Segment Start: SOURCE DATA
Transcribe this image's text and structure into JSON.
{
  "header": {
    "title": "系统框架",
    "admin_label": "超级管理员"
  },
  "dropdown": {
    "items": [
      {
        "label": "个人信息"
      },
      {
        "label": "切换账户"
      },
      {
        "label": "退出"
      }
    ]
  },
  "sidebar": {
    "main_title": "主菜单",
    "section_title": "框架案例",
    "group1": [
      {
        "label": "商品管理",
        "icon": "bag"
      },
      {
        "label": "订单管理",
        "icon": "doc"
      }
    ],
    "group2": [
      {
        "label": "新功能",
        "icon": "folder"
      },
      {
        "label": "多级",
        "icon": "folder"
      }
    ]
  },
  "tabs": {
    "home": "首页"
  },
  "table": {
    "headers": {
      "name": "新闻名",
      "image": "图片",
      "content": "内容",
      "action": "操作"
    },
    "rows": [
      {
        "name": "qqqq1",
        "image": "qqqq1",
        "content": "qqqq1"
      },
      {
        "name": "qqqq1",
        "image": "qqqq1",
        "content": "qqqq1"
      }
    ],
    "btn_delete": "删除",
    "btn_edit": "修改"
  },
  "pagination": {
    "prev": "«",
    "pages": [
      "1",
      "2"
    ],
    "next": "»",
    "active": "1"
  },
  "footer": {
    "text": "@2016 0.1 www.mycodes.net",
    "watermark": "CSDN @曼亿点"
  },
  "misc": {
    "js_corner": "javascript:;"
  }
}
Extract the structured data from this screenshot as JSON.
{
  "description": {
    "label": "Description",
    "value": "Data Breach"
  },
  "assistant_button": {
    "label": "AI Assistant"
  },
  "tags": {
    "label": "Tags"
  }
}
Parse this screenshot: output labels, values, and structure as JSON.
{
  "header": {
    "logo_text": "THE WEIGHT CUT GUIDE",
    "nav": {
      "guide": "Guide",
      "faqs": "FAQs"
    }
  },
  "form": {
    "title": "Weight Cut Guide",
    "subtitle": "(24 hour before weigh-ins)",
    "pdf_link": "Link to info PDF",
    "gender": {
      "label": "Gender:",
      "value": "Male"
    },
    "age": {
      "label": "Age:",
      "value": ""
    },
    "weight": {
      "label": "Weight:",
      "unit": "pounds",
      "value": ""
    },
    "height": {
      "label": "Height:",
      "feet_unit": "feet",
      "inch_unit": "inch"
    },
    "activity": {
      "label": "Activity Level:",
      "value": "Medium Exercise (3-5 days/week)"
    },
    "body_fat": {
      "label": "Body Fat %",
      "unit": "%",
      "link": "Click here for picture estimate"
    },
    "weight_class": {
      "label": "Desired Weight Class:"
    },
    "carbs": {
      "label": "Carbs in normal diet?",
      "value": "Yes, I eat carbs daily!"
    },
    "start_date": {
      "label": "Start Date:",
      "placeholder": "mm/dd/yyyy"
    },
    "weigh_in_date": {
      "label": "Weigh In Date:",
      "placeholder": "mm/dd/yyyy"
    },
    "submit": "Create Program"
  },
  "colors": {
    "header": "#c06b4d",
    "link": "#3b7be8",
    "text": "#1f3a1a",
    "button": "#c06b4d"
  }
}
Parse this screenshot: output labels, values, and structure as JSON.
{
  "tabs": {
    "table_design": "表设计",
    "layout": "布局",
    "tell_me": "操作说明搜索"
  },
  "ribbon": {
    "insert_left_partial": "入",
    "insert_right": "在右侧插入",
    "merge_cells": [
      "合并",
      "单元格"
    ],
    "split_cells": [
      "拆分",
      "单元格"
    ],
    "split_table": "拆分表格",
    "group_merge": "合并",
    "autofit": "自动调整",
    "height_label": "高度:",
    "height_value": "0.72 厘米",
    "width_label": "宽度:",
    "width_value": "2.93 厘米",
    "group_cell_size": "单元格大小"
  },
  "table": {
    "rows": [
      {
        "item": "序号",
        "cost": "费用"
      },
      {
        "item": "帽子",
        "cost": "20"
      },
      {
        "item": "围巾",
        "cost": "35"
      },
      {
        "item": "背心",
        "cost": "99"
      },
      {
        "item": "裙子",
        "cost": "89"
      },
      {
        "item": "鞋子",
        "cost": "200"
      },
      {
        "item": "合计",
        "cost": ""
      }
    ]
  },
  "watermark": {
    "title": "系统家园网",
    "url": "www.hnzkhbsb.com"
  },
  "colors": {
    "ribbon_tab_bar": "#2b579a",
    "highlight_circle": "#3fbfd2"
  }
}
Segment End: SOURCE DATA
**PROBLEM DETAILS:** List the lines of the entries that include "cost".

**SOLVED EXERCISE:**
        "cost": "费用"
        "cost": "20"
        "cost": "35"
        "cost": "99"
        "cost": "89"
        "cost": "200"
        "cost": ""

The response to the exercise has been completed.